====== SUPPLIED INFORMATION

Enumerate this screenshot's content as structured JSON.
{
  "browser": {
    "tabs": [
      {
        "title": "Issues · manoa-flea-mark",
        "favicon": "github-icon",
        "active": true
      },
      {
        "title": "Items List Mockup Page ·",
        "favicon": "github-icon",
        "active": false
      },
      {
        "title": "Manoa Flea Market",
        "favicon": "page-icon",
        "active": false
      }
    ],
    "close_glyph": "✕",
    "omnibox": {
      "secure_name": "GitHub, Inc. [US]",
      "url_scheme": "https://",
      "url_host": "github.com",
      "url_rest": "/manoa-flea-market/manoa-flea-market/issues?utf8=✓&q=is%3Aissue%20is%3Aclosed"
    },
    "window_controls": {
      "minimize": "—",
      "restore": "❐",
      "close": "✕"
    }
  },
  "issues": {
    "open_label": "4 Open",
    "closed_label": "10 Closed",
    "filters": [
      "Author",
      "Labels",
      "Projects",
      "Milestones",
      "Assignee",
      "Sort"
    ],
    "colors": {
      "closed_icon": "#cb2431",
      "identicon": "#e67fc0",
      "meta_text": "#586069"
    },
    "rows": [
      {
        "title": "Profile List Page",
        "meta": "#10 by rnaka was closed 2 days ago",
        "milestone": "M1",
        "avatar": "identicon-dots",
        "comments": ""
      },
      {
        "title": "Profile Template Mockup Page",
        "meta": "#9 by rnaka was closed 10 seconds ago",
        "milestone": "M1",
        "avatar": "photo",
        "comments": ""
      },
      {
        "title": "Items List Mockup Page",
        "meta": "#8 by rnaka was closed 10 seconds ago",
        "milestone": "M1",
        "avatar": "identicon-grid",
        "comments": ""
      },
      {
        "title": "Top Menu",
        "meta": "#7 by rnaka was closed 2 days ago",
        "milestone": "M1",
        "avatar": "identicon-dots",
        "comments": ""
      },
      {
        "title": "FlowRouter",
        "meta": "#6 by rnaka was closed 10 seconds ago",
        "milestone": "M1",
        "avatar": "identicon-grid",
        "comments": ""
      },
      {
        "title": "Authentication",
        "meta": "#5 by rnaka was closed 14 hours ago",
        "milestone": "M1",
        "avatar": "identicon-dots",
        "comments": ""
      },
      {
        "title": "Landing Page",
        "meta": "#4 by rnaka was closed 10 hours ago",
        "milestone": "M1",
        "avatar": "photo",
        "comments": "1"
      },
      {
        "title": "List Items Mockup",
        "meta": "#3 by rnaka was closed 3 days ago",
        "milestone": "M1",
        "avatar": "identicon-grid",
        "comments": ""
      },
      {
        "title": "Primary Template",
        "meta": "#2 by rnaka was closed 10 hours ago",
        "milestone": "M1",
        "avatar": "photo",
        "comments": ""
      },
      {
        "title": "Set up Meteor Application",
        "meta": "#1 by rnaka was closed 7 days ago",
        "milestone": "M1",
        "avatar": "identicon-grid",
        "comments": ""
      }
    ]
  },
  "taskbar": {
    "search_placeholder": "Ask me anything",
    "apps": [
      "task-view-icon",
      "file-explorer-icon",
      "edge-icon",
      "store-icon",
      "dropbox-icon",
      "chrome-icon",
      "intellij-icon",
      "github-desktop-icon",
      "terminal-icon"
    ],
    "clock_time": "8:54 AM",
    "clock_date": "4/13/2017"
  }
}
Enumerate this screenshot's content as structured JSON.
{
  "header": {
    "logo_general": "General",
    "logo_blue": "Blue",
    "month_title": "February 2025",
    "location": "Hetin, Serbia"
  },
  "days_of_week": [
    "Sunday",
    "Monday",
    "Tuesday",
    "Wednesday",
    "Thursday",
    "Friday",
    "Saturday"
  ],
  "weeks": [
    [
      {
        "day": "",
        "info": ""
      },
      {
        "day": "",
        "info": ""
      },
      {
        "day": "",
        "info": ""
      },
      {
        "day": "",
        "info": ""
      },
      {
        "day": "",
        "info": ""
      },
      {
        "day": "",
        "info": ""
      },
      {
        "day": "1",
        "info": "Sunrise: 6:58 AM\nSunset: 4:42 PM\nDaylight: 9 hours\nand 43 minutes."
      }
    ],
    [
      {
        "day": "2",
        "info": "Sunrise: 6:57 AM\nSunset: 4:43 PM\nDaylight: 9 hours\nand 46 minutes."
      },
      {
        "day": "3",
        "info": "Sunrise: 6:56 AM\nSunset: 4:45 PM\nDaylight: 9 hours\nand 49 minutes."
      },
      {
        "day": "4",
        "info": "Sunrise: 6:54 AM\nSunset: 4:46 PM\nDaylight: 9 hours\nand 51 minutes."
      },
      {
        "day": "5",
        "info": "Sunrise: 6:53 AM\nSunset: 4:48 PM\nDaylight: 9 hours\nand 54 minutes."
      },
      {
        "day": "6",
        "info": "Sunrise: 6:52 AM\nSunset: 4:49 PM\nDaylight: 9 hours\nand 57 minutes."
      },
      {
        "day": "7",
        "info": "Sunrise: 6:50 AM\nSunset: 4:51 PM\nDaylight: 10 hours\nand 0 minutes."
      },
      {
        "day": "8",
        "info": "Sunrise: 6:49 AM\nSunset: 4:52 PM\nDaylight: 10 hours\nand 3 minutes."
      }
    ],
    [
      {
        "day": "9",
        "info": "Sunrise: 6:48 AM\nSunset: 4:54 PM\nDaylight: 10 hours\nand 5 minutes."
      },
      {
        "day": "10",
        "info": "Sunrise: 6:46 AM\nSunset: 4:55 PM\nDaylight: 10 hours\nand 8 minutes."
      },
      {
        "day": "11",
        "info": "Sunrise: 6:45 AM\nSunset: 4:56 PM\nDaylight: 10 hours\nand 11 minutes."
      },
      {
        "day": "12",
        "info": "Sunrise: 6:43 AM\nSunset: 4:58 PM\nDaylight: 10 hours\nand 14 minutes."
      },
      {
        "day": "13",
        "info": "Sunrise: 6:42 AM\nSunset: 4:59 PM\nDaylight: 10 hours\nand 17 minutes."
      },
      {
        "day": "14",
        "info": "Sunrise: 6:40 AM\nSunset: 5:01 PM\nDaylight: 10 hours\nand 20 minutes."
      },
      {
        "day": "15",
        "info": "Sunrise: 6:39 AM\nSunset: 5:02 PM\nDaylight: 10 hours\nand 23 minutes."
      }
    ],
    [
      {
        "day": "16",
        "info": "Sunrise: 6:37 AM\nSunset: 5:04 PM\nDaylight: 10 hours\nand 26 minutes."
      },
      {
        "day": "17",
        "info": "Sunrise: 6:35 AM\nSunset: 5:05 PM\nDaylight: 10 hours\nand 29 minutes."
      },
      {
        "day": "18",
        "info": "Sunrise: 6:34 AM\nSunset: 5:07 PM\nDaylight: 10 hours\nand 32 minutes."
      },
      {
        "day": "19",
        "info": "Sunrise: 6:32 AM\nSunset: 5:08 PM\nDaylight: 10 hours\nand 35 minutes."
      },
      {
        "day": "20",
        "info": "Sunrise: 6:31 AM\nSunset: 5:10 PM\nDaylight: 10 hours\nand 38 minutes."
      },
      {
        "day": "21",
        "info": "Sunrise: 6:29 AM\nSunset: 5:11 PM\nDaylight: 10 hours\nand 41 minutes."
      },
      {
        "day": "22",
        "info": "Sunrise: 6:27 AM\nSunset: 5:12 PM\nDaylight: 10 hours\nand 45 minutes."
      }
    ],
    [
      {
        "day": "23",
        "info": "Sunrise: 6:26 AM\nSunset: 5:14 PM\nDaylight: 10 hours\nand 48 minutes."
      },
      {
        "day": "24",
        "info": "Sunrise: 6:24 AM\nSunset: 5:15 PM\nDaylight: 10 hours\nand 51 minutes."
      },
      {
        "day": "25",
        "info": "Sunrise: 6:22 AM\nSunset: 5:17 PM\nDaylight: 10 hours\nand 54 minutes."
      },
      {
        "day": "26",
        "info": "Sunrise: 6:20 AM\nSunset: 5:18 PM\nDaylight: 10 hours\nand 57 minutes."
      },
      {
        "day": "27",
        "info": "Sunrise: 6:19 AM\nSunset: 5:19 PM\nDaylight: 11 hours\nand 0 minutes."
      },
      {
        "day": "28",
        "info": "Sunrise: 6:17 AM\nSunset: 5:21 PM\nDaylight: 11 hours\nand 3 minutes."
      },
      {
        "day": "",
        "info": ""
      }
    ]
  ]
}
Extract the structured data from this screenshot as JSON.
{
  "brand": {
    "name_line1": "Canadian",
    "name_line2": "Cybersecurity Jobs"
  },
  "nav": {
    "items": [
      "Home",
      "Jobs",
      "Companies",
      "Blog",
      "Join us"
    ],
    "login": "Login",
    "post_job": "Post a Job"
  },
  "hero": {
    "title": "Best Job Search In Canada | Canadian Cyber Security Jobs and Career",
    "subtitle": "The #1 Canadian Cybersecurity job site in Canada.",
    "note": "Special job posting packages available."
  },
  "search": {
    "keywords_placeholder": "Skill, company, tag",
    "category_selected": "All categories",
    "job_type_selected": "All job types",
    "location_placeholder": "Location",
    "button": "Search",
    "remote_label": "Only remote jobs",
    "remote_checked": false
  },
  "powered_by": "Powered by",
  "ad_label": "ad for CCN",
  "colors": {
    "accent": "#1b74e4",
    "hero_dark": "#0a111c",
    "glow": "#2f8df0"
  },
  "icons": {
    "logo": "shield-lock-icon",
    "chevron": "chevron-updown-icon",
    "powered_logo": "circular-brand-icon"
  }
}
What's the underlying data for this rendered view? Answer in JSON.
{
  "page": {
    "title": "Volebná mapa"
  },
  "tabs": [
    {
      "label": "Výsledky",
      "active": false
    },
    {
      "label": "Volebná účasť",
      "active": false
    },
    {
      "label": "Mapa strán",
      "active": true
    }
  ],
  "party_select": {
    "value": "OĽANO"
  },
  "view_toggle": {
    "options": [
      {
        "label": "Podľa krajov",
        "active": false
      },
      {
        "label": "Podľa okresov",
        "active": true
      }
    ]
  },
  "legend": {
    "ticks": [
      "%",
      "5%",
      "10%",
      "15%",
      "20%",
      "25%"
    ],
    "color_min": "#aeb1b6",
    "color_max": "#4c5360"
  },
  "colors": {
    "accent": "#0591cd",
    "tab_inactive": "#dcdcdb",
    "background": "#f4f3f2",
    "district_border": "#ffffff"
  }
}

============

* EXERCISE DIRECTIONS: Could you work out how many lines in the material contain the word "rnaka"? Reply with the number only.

* SOLUTION TO THIS TASK: 10